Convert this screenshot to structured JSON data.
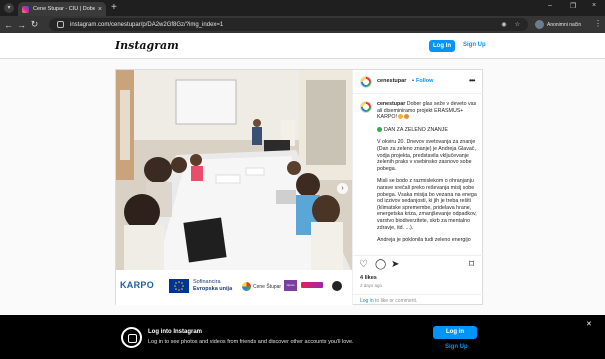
{
  "browser": {
    "tab_title": "Cene Štupar - CIU | Dober glas...",
    "url": "instagram.com/cenestupar/p/DA2w2Gf8Gz/?img_index=1",
    "profile_label": "Anonimni način",
    "tab_close": "×",
    "new_tab": "+",
    "win_controls": [
      "–",
      "❐",
      "×"
    ]
  },
  "header": {
    "logo": "Instagram",
    "login_label": "Log In",
    "signup_label": "Sign Up"
  },
  "post": {
    "username": "cenestupar",
    "dot": "•",
    "follow_label": "Follow",
    "caption": {
      "intro": "Dober glas seže v deveto vas ali diseminiramo projekt ERASMUS+ KARPO!",
      "heading": "DAN ZA ZELENO ZNANJE",
      "para1": "V okviru 20. Dnevov svetovanja za znanje (Dan za zeleno znanje) je Andreja Glavač, vodja projekta, predstavila vključevanje zelenih praks v vsebinsko zasnovo sobe pobega.",
      "para2": "Misli se bodo z razmislekom o ohranjanju narave srečali preko reševanja misij sobe pobega. Vsaka misija bo vezana na enega od izzivov sedanjosti, ki jih je treba rešiti (klimatske spremembe, pridelava hrane, energetska kriza, zmanjševanje odpadkov, varstvo biodiverzitete, skrb za mentalno zdravje, itd. ...).",
      "para3": "Andreja je poklonila tudi zeleno energijo"
    },
    "logos": {
      "karpo": "KARPO",
      "eu_line1": "Sofinancira",
      "eu_line2": "Evropska unija",
      "cene": "Cene Štupar",
      "purple": "zipnet"
    },
    "likes": "4 likes",
    "time": "2 days ago",
    "login_link": "Log in",
    "login_rest": " to like or comment."
  },
  "banner": {
    "title": "Log into Instagram",
    "subtitle": "Log in to see photos and videos from friends and discover other accounts you'll love.",
    "login_label": "Log in",
    "signup_label": "Sign Up"
  },
  "icons": {
    "heart": "heart-icon",
    "comment": "comment-icon",
    "share": "share-icon",
    "save": "bookmark-icon"
  },
  "colors": {
    "accent": "#0095f6",
    "chrome_dark": "#1f1f1f"
  }
}
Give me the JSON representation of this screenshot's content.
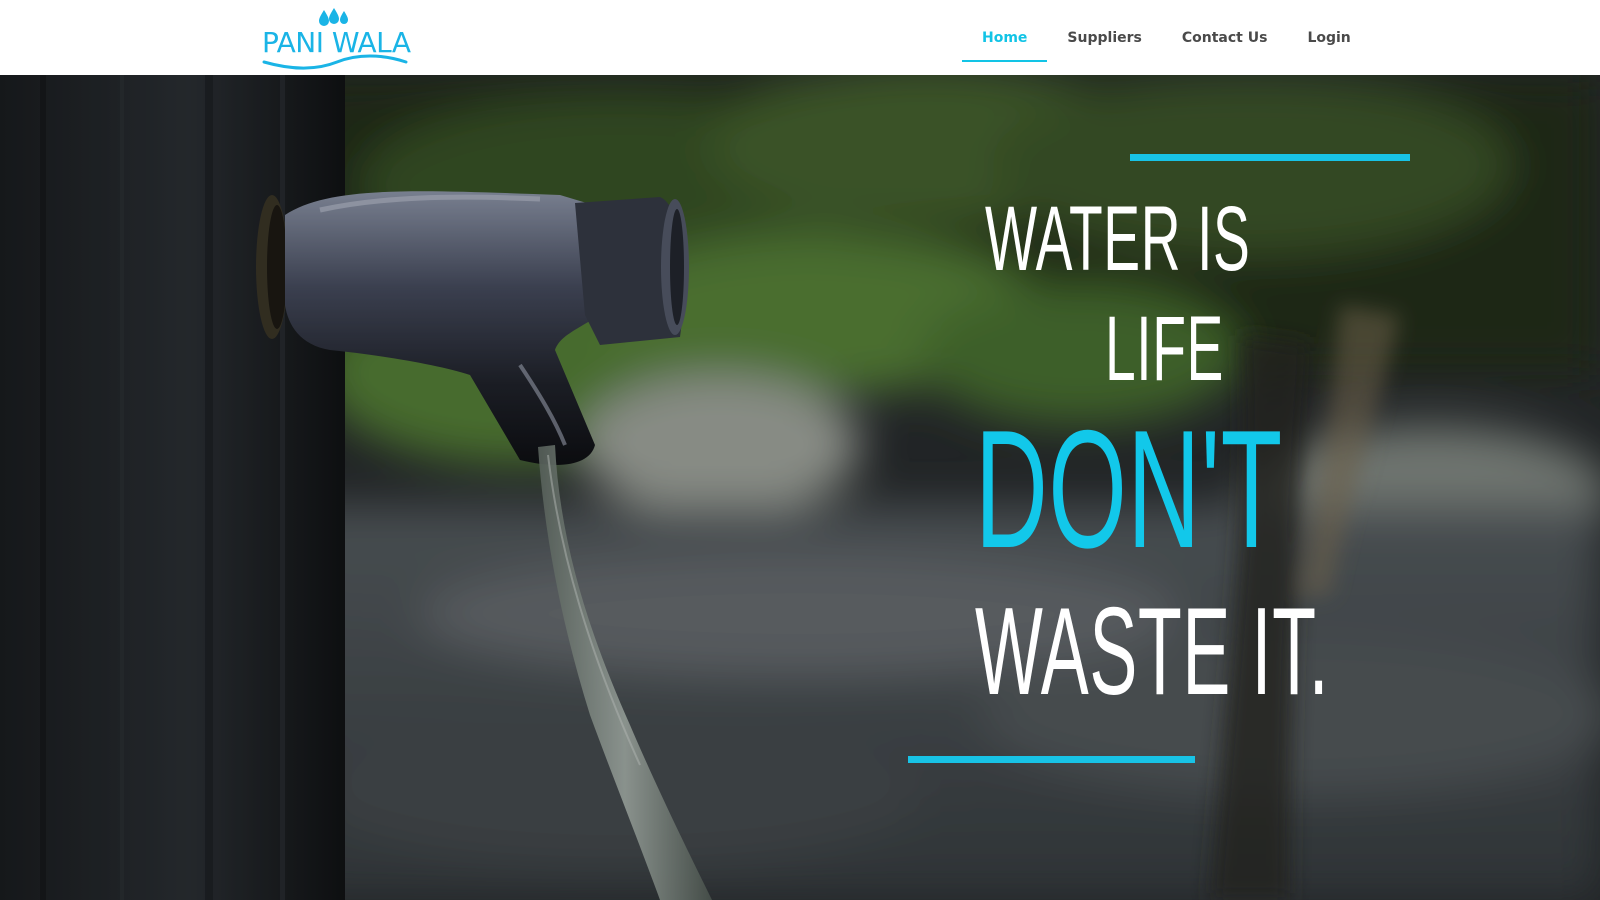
{
  "brand": {
    "logo_text": "PANI WALA",
    "accent_color": "#1ab4e6"
  },
  "nav": {
    "items": [
      {
        "label": "Home",
        "active": true
      },
      {
        "label": "Suppliers",
        "active": false
      },
      {
        "label": "Contact Us",
        "active": false
      },
      {
        "label": "Login",
        "active": false
      }
    ],
    "active_color": "#12c4e6"
  },
  "hero": {
    "line1": "WATER IS",
    "line2": "LIFE",
    "line3": "DON'T",
    "line4": "WASTE IT.",
    "highlight_color": "#12c8ea",
    "text_color": "#ffffff",
    "background_subject": "water tap with flowing water over blurred greenery"
  }
}
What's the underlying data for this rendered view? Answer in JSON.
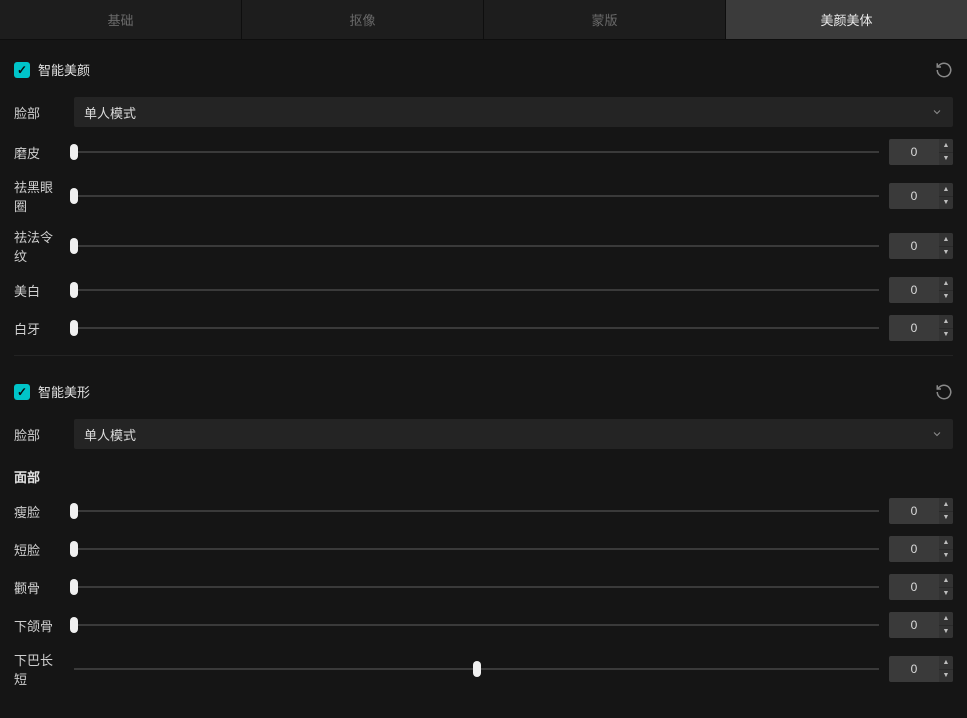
{
  "tabs": [
    {
      "label": "基础",
      "active": false
    },
    {
      "label": "抠像",
      "active": false
    },
    {
      "label": "蒙版",
      "active": false
    },
    {
      "label": "美颜美体",
      "active": true
    }
  ],
  "sections": {
    "beauty": {
      "title": "智能美颜",
      "checked": true,
      "face_label": "脸部",
      "mode_value": "单人模式",
      "sliders": [
        {
          "label": "磨皮",
          "value": 0,
          "pos": 0
        },
        {
          "label": "祛黑眼圈",
          "value": 0,
          "pos": 0
        },
        {
          "label": "祛法令纹",
          "value": 0,
          "pos": 0
        },
        {
          "label": "美白",
          "value": 0,
          "pos": 0
        },
        {
          "label": "白牙",
          "value": 0,
          "pos": 0
        }
      ]
    },
    "shape": {
      "title": "智能美形",
      "checked": true,
      "face_label": "脸部",
      "mode_value": "单人模式",
      "subheader": "面部",
      "sliders": [
        {
          "label": "瘦脸",
          "value": 0,
          "pos": 0
        },
        {
          "label": "短脸",
          "value": 0,
          "pos": 0
        },
        {
          "label": "颧骨",
          "value": 0,
          "pos": 0
        },
        {
          "label": "下颌骨",
          "value": 0,
          "pos": 0
        },
        {
          "label": "下巴长短",
          "value": 0,
          "pos": 50
        }
      ]
    }
  }
}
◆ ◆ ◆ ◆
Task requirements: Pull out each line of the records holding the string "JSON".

Solution for this problem:
Convert this screenshot to structured JSON data.
Give me the JSON representation of this screenshot's content.
What's the underlying data for this rendered view? Answer in JSON.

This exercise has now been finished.